Then I started to feel embarrassed for her. As if the person beside me on that imaginary NYC subway was maniacally swept so far beyond the main current of acceptable public behavior as to have thrust both hands down the front of their trousers in pursuit of some distinctly private pleasure.
But unlike the analogous people I imagined above, readily dismissed by most people as lunatics, this young woman was, in truth, right in the swim of today's mainstream.
By today's standards, set as they are by social media, she might have been considered a little bit excessive, but not much. On the contrary, she's merely an aspiring "influencer," as other ambitious youths with narcissistic inclinations in the backward days of yore (say, a decade ago) might quaintly have aspired to become models or actors or singers or, gasp, even writers.
No pitiful minor Narcissa was she, I realized, but a goddess of the age, far far removed from actual, material, three-dimensional, sentient life. As I suppose all goddesses and gods must by definition be--and as so much of our contemporary life is, and compels us to be.
If the whole world can be turned into mere simulcra, digital images, stage-sets, properties (in all senses of the word), then there are probably even some last dollars and power to be squeezed out of the performance of the world's destruction--for an audience too intoxicated by the spectacle to realize that its end is also theirs.
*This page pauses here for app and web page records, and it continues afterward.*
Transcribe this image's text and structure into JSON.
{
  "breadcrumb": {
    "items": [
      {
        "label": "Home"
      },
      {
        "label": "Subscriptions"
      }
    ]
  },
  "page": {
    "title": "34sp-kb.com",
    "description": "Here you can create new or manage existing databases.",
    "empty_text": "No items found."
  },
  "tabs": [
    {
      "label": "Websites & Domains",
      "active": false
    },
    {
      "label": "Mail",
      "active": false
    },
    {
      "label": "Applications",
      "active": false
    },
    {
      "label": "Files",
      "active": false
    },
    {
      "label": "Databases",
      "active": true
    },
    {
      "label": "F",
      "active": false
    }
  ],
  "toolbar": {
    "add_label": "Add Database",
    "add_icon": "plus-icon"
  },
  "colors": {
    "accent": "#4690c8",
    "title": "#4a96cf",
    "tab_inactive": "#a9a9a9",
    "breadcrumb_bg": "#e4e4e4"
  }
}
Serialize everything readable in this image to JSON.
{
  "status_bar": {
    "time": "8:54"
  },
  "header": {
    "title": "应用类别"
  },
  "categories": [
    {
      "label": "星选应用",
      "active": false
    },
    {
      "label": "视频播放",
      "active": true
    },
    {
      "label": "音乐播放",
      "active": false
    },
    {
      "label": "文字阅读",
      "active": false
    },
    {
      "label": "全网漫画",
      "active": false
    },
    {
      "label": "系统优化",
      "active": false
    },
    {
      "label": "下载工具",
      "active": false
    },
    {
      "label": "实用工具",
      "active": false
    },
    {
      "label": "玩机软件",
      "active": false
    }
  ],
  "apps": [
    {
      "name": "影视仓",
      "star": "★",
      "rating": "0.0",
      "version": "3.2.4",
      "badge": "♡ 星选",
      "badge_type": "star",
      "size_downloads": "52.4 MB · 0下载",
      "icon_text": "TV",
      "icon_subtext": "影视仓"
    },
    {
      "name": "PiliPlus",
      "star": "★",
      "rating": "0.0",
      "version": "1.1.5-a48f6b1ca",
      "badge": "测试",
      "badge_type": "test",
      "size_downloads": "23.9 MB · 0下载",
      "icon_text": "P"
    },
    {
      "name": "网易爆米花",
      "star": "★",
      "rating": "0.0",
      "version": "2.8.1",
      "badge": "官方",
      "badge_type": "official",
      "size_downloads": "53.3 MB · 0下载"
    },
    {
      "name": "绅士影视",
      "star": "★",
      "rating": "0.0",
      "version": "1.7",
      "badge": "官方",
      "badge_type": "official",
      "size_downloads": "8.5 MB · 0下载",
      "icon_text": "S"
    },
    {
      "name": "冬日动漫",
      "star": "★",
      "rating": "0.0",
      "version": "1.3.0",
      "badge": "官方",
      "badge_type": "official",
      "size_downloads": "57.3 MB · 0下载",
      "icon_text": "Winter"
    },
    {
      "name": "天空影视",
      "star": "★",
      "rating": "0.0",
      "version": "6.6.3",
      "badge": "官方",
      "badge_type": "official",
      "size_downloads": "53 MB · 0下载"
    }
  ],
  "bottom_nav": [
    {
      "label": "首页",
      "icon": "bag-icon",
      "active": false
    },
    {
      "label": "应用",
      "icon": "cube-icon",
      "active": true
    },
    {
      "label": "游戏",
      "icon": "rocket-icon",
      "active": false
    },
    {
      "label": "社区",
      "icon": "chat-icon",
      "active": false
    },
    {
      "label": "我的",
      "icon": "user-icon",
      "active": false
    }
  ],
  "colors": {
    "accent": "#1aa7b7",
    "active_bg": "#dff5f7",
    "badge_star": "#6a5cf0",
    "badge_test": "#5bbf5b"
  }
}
Down this rabbit hole of despair I found myself sliding... We hadn't yet reached the line's last stop at the Rialto, but I'd seen enough. I got up and left her there on the fantail, still (always) in the throes of capturing herself, a snake with her own tail in her mouth, an unbroken loop of self-regard, and walked through the cabin to the vaporetto's foredeck, open to the chill winter wind--happy to feel it in my face, the movement of the boat beneath my feet. The world is real.